- [About this exercise] Which lines of the records contain "label"? Collect every one of them.

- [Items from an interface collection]
▬▬▬
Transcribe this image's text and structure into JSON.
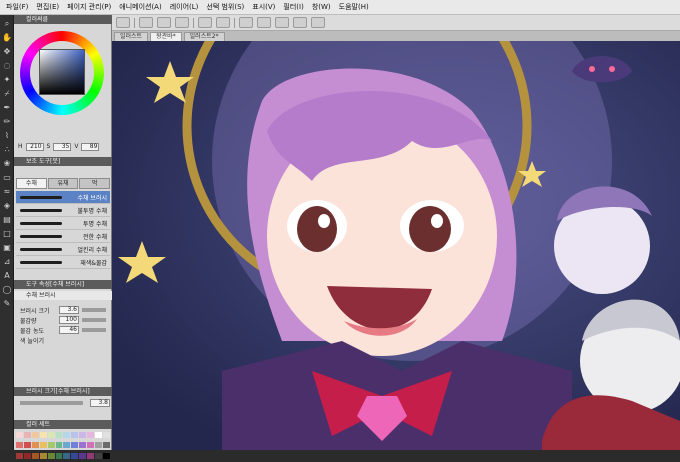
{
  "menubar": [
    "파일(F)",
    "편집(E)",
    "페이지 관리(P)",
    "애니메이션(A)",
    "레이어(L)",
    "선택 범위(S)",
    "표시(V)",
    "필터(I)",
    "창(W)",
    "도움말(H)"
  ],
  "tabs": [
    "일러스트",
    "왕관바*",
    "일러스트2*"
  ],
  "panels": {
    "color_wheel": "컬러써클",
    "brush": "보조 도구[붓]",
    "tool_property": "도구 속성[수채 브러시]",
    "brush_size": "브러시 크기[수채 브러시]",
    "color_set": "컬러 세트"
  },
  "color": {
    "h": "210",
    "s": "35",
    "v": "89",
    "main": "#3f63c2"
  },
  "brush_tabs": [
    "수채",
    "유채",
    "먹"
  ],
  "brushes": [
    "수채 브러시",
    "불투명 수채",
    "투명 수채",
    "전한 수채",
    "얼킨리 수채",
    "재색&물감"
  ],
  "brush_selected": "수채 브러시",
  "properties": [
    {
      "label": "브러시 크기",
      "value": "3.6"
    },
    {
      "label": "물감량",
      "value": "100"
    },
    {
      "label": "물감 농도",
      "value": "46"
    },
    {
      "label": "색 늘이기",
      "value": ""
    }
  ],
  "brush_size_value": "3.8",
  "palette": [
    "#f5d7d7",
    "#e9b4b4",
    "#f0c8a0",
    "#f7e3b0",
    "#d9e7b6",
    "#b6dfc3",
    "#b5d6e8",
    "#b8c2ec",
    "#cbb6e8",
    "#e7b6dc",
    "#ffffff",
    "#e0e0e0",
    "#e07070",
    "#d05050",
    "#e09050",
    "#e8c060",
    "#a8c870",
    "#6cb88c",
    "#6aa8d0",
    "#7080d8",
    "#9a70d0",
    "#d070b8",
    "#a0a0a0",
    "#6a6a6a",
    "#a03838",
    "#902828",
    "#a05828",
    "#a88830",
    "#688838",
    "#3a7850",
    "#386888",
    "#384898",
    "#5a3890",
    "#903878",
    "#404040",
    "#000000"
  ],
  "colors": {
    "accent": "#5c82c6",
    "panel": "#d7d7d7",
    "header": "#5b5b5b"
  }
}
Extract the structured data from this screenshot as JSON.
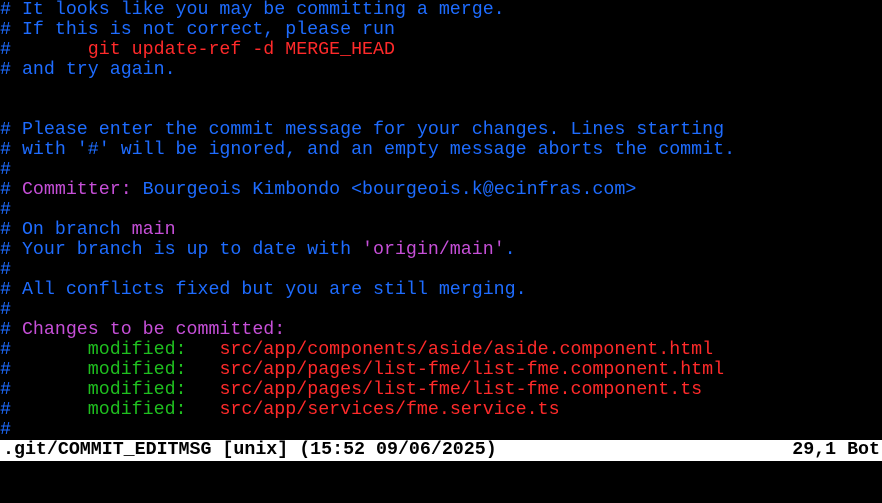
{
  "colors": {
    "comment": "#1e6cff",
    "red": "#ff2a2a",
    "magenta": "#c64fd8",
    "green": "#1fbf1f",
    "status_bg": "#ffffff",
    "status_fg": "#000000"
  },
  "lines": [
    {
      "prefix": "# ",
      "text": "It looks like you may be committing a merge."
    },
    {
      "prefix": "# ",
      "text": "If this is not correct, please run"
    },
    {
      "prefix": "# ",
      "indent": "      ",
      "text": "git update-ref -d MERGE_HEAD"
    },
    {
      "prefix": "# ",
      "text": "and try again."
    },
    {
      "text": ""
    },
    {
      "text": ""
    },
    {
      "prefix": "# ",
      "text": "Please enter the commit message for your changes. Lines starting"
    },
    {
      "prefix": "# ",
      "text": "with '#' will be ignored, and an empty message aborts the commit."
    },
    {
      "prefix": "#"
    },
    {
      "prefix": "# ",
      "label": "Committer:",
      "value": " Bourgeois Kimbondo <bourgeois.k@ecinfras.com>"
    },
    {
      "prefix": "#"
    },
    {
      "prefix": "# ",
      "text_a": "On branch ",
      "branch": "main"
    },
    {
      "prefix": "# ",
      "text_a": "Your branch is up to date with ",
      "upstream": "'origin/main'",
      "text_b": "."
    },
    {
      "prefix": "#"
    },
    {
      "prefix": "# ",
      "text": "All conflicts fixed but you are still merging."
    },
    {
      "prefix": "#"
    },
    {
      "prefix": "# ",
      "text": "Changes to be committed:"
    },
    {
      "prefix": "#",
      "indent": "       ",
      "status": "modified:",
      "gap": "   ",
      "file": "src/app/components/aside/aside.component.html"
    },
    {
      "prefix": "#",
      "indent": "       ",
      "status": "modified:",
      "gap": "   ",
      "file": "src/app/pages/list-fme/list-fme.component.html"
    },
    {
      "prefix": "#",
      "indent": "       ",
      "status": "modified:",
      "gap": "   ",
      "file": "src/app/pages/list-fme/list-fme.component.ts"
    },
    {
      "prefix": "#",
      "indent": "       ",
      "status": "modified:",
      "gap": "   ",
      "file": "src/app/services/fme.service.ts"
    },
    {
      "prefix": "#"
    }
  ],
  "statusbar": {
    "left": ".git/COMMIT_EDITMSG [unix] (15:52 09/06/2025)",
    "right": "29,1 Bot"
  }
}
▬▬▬
- [Solution for this problem]
      "label": "브러시 크기",
      "label": "물감량",
      "label": "물감 농도",
      "label": "색 늘이기",
      "label": "Committer:",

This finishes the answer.